## Work order
Every line below is to be quoted exactly, with nothing added or dropped.

================

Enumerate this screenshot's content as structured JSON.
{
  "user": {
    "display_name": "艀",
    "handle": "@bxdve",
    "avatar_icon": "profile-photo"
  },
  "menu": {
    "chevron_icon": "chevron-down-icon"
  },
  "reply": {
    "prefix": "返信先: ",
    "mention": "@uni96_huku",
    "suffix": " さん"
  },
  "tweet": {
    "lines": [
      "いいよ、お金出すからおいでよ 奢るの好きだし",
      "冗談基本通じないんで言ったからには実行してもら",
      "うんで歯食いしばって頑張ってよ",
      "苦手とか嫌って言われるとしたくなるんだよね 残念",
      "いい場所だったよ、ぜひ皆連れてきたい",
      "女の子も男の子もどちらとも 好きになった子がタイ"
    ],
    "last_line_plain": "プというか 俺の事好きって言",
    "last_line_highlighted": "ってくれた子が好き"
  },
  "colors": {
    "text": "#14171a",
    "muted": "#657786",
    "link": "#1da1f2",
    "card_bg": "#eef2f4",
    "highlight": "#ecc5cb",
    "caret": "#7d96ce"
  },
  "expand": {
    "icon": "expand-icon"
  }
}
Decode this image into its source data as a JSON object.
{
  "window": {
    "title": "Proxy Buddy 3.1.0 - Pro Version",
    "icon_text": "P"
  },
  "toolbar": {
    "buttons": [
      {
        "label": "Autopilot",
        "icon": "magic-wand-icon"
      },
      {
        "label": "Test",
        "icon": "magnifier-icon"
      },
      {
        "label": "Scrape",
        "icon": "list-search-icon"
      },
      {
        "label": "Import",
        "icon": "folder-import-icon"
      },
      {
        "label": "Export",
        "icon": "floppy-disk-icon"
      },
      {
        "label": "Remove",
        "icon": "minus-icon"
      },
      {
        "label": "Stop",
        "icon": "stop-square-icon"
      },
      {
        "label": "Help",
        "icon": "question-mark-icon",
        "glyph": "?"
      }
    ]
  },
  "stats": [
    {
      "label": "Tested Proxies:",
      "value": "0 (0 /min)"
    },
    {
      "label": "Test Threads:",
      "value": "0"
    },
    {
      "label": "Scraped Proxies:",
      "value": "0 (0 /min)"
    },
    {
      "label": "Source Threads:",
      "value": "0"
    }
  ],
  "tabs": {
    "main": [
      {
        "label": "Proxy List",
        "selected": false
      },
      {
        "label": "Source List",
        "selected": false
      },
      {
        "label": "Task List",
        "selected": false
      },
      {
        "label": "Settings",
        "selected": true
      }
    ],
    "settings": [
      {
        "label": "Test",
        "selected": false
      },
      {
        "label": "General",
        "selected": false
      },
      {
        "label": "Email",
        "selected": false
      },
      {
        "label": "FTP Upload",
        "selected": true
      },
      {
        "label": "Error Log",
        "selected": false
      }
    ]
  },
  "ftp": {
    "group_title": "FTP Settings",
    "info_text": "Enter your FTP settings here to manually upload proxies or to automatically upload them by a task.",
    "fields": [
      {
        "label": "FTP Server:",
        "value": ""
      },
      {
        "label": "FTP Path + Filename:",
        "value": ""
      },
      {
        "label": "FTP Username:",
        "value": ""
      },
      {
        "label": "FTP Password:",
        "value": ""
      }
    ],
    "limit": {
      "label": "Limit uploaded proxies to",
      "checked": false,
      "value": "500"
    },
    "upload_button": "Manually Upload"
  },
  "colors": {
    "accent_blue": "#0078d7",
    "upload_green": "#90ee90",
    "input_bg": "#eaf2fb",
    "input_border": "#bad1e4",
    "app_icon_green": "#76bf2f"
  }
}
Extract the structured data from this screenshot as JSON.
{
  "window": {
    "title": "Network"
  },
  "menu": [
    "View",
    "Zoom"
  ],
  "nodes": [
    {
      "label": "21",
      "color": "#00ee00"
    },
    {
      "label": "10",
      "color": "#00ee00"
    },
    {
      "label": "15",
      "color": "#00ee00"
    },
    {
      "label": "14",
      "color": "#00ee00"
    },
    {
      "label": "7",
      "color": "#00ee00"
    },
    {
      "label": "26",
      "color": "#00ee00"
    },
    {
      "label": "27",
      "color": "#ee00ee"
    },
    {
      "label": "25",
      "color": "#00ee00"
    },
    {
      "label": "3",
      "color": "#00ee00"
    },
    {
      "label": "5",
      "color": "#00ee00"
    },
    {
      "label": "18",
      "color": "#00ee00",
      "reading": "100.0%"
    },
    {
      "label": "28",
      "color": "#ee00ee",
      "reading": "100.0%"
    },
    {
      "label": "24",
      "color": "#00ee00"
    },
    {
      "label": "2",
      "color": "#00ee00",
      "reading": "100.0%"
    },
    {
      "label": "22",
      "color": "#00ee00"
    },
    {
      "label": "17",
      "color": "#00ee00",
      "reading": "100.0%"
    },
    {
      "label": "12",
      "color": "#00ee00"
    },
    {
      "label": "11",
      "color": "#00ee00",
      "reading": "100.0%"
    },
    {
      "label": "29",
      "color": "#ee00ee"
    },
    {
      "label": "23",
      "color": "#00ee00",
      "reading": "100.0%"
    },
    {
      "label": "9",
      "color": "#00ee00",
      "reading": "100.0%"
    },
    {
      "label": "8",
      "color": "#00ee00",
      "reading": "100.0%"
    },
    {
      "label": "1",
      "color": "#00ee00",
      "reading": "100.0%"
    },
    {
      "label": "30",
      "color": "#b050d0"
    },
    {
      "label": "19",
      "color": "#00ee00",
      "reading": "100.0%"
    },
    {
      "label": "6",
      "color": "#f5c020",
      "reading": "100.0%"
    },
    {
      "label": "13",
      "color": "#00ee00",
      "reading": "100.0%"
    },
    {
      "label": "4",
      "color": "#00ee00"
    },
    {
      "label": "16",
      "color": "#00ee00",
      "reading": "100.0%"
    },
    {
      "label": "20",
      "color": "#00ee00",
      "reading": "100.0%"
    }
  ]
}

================

## Finished task
Enumerate this screenshot's content as structured JSON.
{
  "user": {
    "display_name": "艀",
    "handle": "@bxdve",
    "avatar_icon": "profile-photo"
  },
  "menu": {
    "chevron_icon": "chevron-down-icon"
  },
  "reply": {
    "prefix": "返信先: ",
    "mention": "@uni96_huku",
    "suffix": " さん"
  },
  "tweet": {
    "lines": [
      "いいよ、お金出すからおいでよ 奢るの好きだし",
      "冗談基本通じないんで言ったからには実行してもら",
      "うんで歯食いしばって頑張ってよ",
      "苦手とか嫌って言われるとしたくなるんだよね 残念",
      "いい場所だったよ、ぜひ皆連れてきたい",
      "女の子も男の子もどちらとも 好きになった子がタイ"
    ],
    "last_line_plain": "プというか 俺の事好きって言",
    "last_line_highlighted": "ってくれた子が好き"
  },
  "colors": {
    "text": "#14171a",
    "muted": "#657786",
    "link": "#1da1f2",
    "card_bg": "#eef2f4",
    "highlight": "#ecc5cb",
    "caret": "#7d96ce"
  },
  "expand": {
    "icon": "expand-icon"
  }
}
Decode this image into its source data as a JSON object.
{
  "window": {
    "title": "Proxy Buddy 3.1.0 - Pro Version",
    "icon_text": "P"
  },
  "toolbar": {
    "buttons": [
      {
        "label": "Autopilot",
        "icon": "magic-wand-icon"
      },
      {
        "label": "Test",
        "icon": "magnifier-icon"
      },
      {
        "label": "Scrape",
        "icon": "list-search-icon"
      },
      {
        "label": "Import",
        "icon": "folder-import-icon"
      },
      {
        "label": "Export",
        "icon": "floppy-disk-icon"
      },
      {
        "label": "Remove",
        "icon": "minus-icon"
      },
      {
        "label": "Stop",
        "icon": "stop-square-icon"
      },
      {
        "label": "Help",
        "icon": "question-mark-icon",
        "glyph": "?"
      }
    ]
  },
  "stats": [
    {
      "label": "Tested Proxies:",
      "value": "0 (0 /min)"
    },
    {
      "label": "Test Threads:",
      "value": "0"
    },
    {
      "label": "Scraped Proxies:",
      "value": "0 (0 /min)"
    },
    {
      "label": "Source Threads:",
      "value": "0"
    }
  ],
  "tabs": {
    "main": [
      {
        "label": "Proxy List",
        "selected": false
      },
      {
        "label": "Source List",
        "selected": false
      },
      {
        "label": "Task List",
        "selected": false
      },
      {
        "label": "Settings",
        "selected": true
      }
    ],
    "settings": [
      {
        "label": "Test",
        "selected": false
      },
      {
        "label": "General",
        "selected": false
      },
      {
        "label": "Email",
        "selected": false
      },
      {
        "label": "FTP Upload",
        "selected": true
      },
      {
        "label": "Error Log",
        "selected": false
      }
    ]
  },
  "ftp": {
    "group_title": "FTP Settings",
    "info_text": "Enter your FTP settings here to manually upload proxies or to automatically upload them by a task.",
    "fields": [
      {
        "label": "FTP Server:",
        "value": ""
      },
      {
        "label": "FTP Path + Filename:",
        "value": ""
      },
      {
        "label": "FTP Username:",
        "value": ""
      },
      {
        "label": "FTP Password:",
        "value": ""
      }
    ],
    "limit": {
      "label": "Limit uploaded proxies to",
      "checked": false,
      "value": "500"
    },
    "upload_button": "Manually Upload"
  },
  "colors": {
    "accent_blue": "#0078d7",
    "upload_green": "#90ee90",
    "input_bg": "#eaf2fb",
    "input_border": "#bad1e4",
    "app_icon_green": "#76bf2f"
  }
}
Extract the structured data from this screenshot as JSON.
{
  "window": {
    "title": "Network"
  },
  "menu": [
    "View",
    "Zoom"
  ],
  "nodes": [
    {
      "label": "21",
      "color": "#00ee00"
    },
    {
      "label": "10",
      "color": "#00ee00"
    },
    {
      "label": "15",
      "color": "#00ee00"
    },
    {
      "label": "14",
      "color": "#00ee00"
    },
    {
      "label": "7",
      "color": "#00ee00"
    },
    {
      "label": "26",
      "color": "#00ee00"
    },
    {
      "label": "27",
      "color": "#ee00ee"
    },
    {
      "label": "25",
      "color": "#00ee00"
    },
    {
      "label": "3",
      "color": "#00ee00"
    },
    {
      "label": "5",
      "color": "#00ee00"
    },
    {
      "label": "18",
      "color": "#00ee00",
      "reading": "100.0%"
    },
    {
      "label": "28",
      "color": "#ee00ee",
      "reading": "100.0%"
    },
    {
      "label": "24",
      "color": "#00ee00"
    },
    {
      "label": "2",
      "color": "#00ee00",
      "reading": "100.0%"
    },
    {
      "label": "22",
      "color": "#00ee00"
    },
    {
      "label": "17",
      "color": "#00ee00",
      "reading": "100.0%"
    },
    {
      "label": "12",
      "color": "#00ee00"
    },
    {
      "label": "11",
      "color": "#00ee00",
      "reading": "100.0%"
    },
    {
      "label": "29",
      "color": "#ee00ee"
    },
    {
      "label": "23",
      "color": "#00ee00",
      "reading": "100.0%"
    },
    {
      "label": "9",
      "color": "#00ee00",
      "reading": "100.0%"
    },
    {
      "label": "8",
      "color": "#00ee00",
      "reading": "100.0%"
    },
    {
      "label": "1",
      "color": "#00ee00",
      "reading": "100.0%"
    },
    {
      "label": "30",
      "color": "#b050d0"
    },
    {
      "label": "19",
      "color": "#00ee00",
      "reading": "100.0%"
    },
    {
      "label": "6",
      "color": "#f5c020",
      "reading": "100.0%"
    },
    {
      "label": "13",
      "color": "#00ee00",
      "reading": "100.0%"
    },
    {
      "label": "4",
      "color": "#00ee00"
    },
    {
      "label": "16",
      "color": "#00ee00",
      "reading": "100.0%"
    },
    {
      "label": "20",
      "color": "#00ee00",
      "reading": "100.0%"
    }
  ]
}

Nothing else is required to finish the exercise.